Why do I have them?
In soil, termites will forage for cellulose material found in plants. Typically you can unearth termites in the mulch surrounding your home or in a nearby wood pile. When soil conditions and temperatures are good for termite activity, colonies can develop near the foundation of your home. As termites forage for food in the soil, they often enter homes through small cracks (1/16 inch wide or less). Once inside they will continue for forage for food and inside the home, the food will typically be wood. This wood can be any structural timber around the foundation, behind walls, in ceilings and in many areas that may go unnoticed for months or years.
There are three different types of termites: damp wood, dry wood, and subterranean. Damp wood termites generally live in areas that are heavily forested, whereas dry wood termites live in extremely dry wood and are rarely found in the US. In our area, the termite of concern is the North Eastern Subterranean Termite. They live in large social colonies of 60,000 to 250,000 members and feed on the cellulose debris found in leaf litter, wood, and in dung. While termites and not directly harmful to humans their ability to consume wood can cause massive amounts of damage to buildings and structures if left untreated.
Termites usually come out in early spring throughout the North East and at times can be seen as a swarm of what looks like flying ants. Some clues that your home has a termite problem (aside from the spring swarming) will include, soft wood, and mud tubes around the exterior or interior of your house, most likely near the foundation. Also dark or blistered wood timbers or wood flooring may also be an indication of a termite problem.
The three most recognizable forms (castes) of the eastern subterranean termite are the swarmers (winged reproductives), soldiers and workers. The swarmers are about 3/8 inch long including wings, dark brown to almost black and have 2 pairs of translucent (slightly milky to slightly smoky) wings. The front and hind wings are of equal size. Soldiers are about 1/4 inch long and have an elongated, amber-colored head armed with long jaws. The body is translucent white and the legs are rather short. Workers are 3/16 to 1/4 inch long, translucent white with a nearly round amber head and have rather short legs.

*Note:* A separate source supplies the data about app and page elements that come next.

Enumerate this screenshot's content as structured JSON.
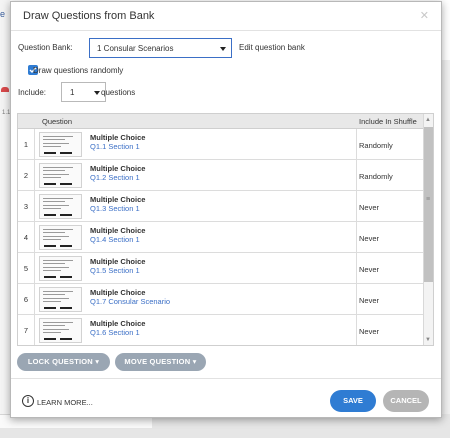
{
  "background": {
    "tab_fragment": "e",
    "side_fragment": "1.1"
  },
  "modal": {
    "title": "Draw Questions from Bank",
    "close_icon": "close-icon"
  },
  "bank": {
    "label": "Question Bank:",
    "selected": "1 Consular Scenarios",
    "edit_link": "Edit question bank"
  },
  "random": {
    "checked": true,
    "label": "Draw questions randomly"
  },
  "include": {
    "label": "Include:",
    "value": "1",
    "suffix": "questions"
  },
  "table": {
    "headers": [
      "Question",
      "Include In Shuffle"
    ],
    "rows": [
      {
        "num": "1",
        "type": "Multiple Choice",
        "section": "Q1.1 Section 1",
        "shuffle": "Randomly"
      },
      {
        "num": "2",
        "type": "Multiple Choice",
        "section": "Q1.2 Section 1",
        "shuffle": "Randomly"
      },
      {
        "num": "3",
        "type": "Multiple Choice",
        "section": "Q1.3 Section 1",
        "shuffle": "Never"
      },
      {
        "num": "4",
        "type": "Multiple Choice",
        "section": "Q1.4 Section 1",
        "shuffle": "Never"
      },
      {
        "num": "5",
        "type": "Multiple Choice",
        "section": "Q1.5 Section 1",
        "shuffle": "Never"
      },
      {
        "num": "6",
        "type": "Multiple Choice",
        "section": "Q1.7 Consular Scenario",
        "shuffle": "Never"
      },
      {
        "num": "7",
        "type": "Multiple Choice",
        "section": "Q1.6 Section 1",
        "shuffle": "Never"
      }
    ]
  },
  "actions": {
    "lock": "LOCK QUESTION",
    "move": "MOVE QUESTION"
  },
  "footer": {
    "learn_more": "LEARN MORE...",
    "save": "SAVE",
    "cancel": "CANCEL"
  },
  "colors": {
    "accent": "#2f7cd3",
    "pill": "#9aa6b3",
    "cancel": "#b5b5b5"
  }
}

Identifying Winged Termites
How do I get rid of Termites?
Getting rid of termites is not easy because of the size and location of the underground colonies. Termites can forage far below the soil for food and will create underground colonies with a series of tunnels and passageways. The termites will mark food sources with a pheromone trail so the other members of the colony can follow a path. The most effective termite control solution is based on careful inspection, observation, and follow up. The final treatment needs to successfully eradicate the entire colony, stopping termite foraging at its source.
Prevention Tips: Although it is impossible to completely prevent termites from entering the typical home, the following steps will help in preventing future infestations:
- All wood-to-soil contact must be eliminated
- Maintain proper drainage around your property, as moist soil will attract termites
- Keep wood structures, fence posts, wooden sheds, decks, play sets, firewood piles, and other wood sources at least 10 to 15 feet from the home.
- Termites will be attracted decaying mulch, if possible remove mulch annually and replace it with new mulch.
- Shrubs & Trees root removal. When these plants are removed, the decaying root system will attract termites.